Ware, Viveca Y., Independent Banker
What community bankers need to know about check image exchanges
Just as it was intended, Check 21 has spurred financial institutions of all sizes and charters to begin thinking about the next generation of check processing. Many community banks are already chomping at the bit to implement end-to-end check image exchange, and interest is only expected to surge when Check 21 takes effect Oct. 28, 2004.
According to the ICBA/lnFinet 2003 Technology survey, 53 percent of the respondents used check imaging, and another 39 percent were planning to evaluate the application within the next 12 to 18 months.
In addition to establishing the necessary connectivity for end-to-end check image exchange, banks must also take steps to understand the legal implications and how to address the associated risk.
Letter of the Law
Traditional paper check exchanges are governed by a plethora of laws and rules that have evolved over hundreds of years. These laws and rules include the Uniform Commercial Code, Expedited Funds Availability Act (Regulation CC), Collection of Checks and Other Items by Federal Reserve Banks and Funds Transfers Through Fedwire (Regulation J), Federal Reserve Operating Circular No. 3 - Collection of Cash Items and Returned Checks, clearing house rules, and case law.
The newest and probably mostwidely publicized check law, Check 21, covers substitute check exchanges but not image exchanges.

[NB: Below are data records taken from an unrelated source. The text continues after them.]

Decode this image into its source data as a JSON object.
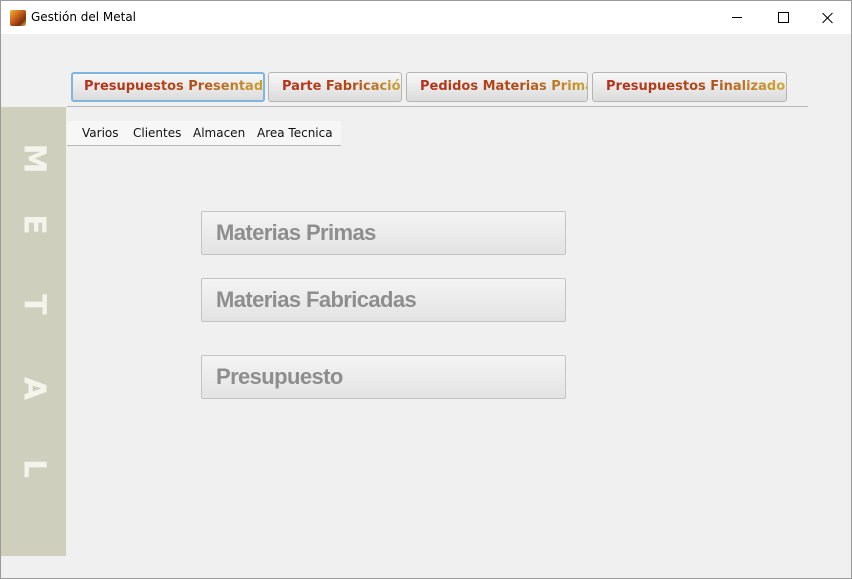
{
  "window": {
    "title": "Gestión del Metal",
    "icon": "app-metal-icon"
  },
  "tabs": [
    {
      "label": "Presupuestos Presentados",
      "active": true
    },
    {
      "label": "Parte Fabricación",
      "active": false
    },
    {
      "label": "Pedidos Materias Primas",
      "active": false
    },
    {
      "label": "Presupuestos Finalizados",
      "active": false
    }
  ],
  "menu": [
    "Varios",
    "Clientes",
    "Almacen",
    "Area Tecnica"
  ],
  "sidebar": {
    "letters": [
      "M",
      "E",
      "T",
      "A",
      "L"
    ]
  },
  "buttons": {
    "materias_primas": "Materias Primas",
    "materias_fabricadas": "Materias Fabricadas",
    "presupuesto": "Presupuesto"
  },
  "colors": {
    "tab_text_start": "#b5301a",
    "tab_text_end": "#d1b73b",
    "sidebar_bg": "#cfcfbe",
    "button_text": "#8e8e8e",
    "active_tab_border": "#7fb6e0"
  }
}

How can this be when substitute checks are created from electronic check images? Quite simply, the Congress, supported by the industry, felt it was best to leave electronic check images outside the scope of Check 2 1 . ICBA and other industry advocates were concerned that covering electronic check images under Check 21 could result in the Congress establishing a mandate for electronic check clearing.
Image Exchange Risks
Despite the advantages that many believe end-to-end image clearing offers, banks must have a clear understanding of the legal implications before jumping onto the image bandwagon.
Just as image exchange is not addressed in Check 21, banks cannot rely on any of the traditional laws and regulations for legal support. Without federal or state statutes, regulations or case law to guide the courts in adjudicating disputes, the amount of risk associated with check image exchanges is indeterminate. In traditional check exchanges, there are some scenarios that include the risk of consequential damages, so it is reasonable to assume that some image exchange scenarios might include similar risks.
In the absence of law, the amount of risk assumed, and by whom, may be very different for image exchanges than under conventional check exchanges. There is no judicial guidance for determination of liability and award amounts. Without a clear basis for dispute resolution, the cost to resolve matters through the courts tends to be very expensive with unpredictable results.
The risk associated with check image exchanges can be mitigated through agreements among the various parties with an interest in the check. General agreement options include bilateral agreements, multilateral agreements and clearinghouse rules.
The best approach to agreements is to have all the parties covered under the same agreement. However, that's a daunting, if not impossible, objective. The likelihood of achieving hundreds of millions of agreements (19,000 institutions with tens of millions of customers) that are the same is extremely remote, thus creating asymmetry of liability allocation and unnecessary risk.
The best option for agreements is clearinghouse rules. Clearinghouses have special status under the Uniform Commercial Code (UCC). They can make or modify certain as- pects of the UCC, and when transactions are exchanged be- tween two members of the same clearinghouse, all parties are bound by the clearinghouse's rules whether or not they have agreed. …